→ **Work to complete**: Each record is to be printed again exactly, though not its pictures.

[Stored items from a collection]
☆ ☆ ☆ ☆ ☆ ☆ ☆

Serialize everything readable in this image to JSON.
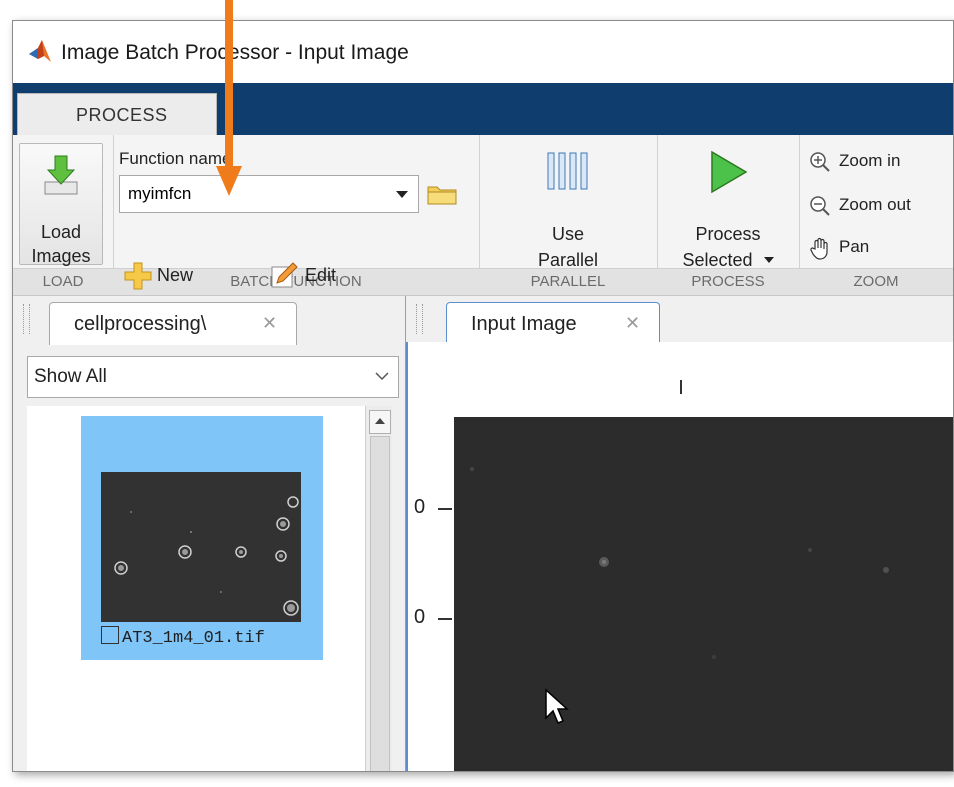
{
  "window": {
    "title": "Image Batch Processor - Input Image"
  },
  "ribbon": {
    "tab": "PROCESS",
    "groups": {
      "load": {
        "label": "LOAD",
        "button": "Load Images"
      },
      "batch_function": {
        "label": "BATCH FUNCTION",
        "function_name_label": "Function name",
        "function_value": "myimfcn",
        "new_label": "New",
        "edit_label": "Edit"
      },
      "parallel": {
        "label": "PARALLEL",
        "button_line1": "Use",
        "button_line2": "Parallel"
      },
      "process": {
        "label": "PROCESS",
        "button_line1": "Process",
        "button_line2": "Selected"
      },
      "zoom": {
        "label": "ZOOM",
        "zoom_in": "Zoom in",
        "zoom_out": "Zoom out",
        "pan": "Pan"
      }
    }
  },
  "left_panel": {
    "tab_label": "cellprocessing\\",
    "filter_value": "Show All",
    "thumbnails": [
      {
        "filename": "AT3_1m4_01.tif",
        "selected": true
      }
    ]
  },
  "right_panel": {
    "tab_label": "Input Image",
    "y_tick_labels": [
      "0",
      "0"
    ]
  },
  "colors": {
    "ribbon_bar": "#0f3d6e",
    "selection": "#80c5f7",
    "annotation_arrow": "#f07b1b",
    "process_green": "#4cc24a"
  }
}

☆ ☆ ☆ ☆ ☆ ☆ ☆

→ **Task result**:
Serialize everything readable in this image to JSON.
{
  "window": {
    "title": "Image Batch Processor - Input Image"
  },
  "ribbon": {
    "tab": "PROCESS",
    "groups": {
      "load": {
        "label": "LOAD",
        "button": "Load Images"
      },
      "batch_function": {
        "label": "BATCH FUNCTION",
        "function_name_label": "Function name",
        "function_value": "myimfcn",
        "new_label": "New",
        "edit_label": "Edit"
      },
      "parallel": {
        "label": "PARALLEL",
        "button_line1": "Use",
        "button_line2": "Parallel"
      },
      "process": {
        "label": "PROCESS",
        "button_line1": "Process",
        "button_line2": "Selected"
      },
      "zoom": {
        "label": "ZOOM",
        "zoom_in": "Zoom in",
        "zoom_out": "Zoom out",
        "pan": "Pan"
      }
    }
  },
  "left_panel": {
    "tab_label": "cellprocessing\\",
    "filter_value": "Show All",
    "thumbnails": [
      {
        "filename": "AT3_1m4_01.tif",
        "selected": true
      }
    ]
  },
  "right_panel": {
    "tab_label": "Input Image",
    "y_tick_labels": [
      "0",
      "0"
    ]
  },
  "colors": {
    "ribbon_bar": "#0f3d6e",
    "selection": "#80c5f7",
    "annotation_arrow": "#f07b1b",
    "process_green": "#4cc24a"
  }
}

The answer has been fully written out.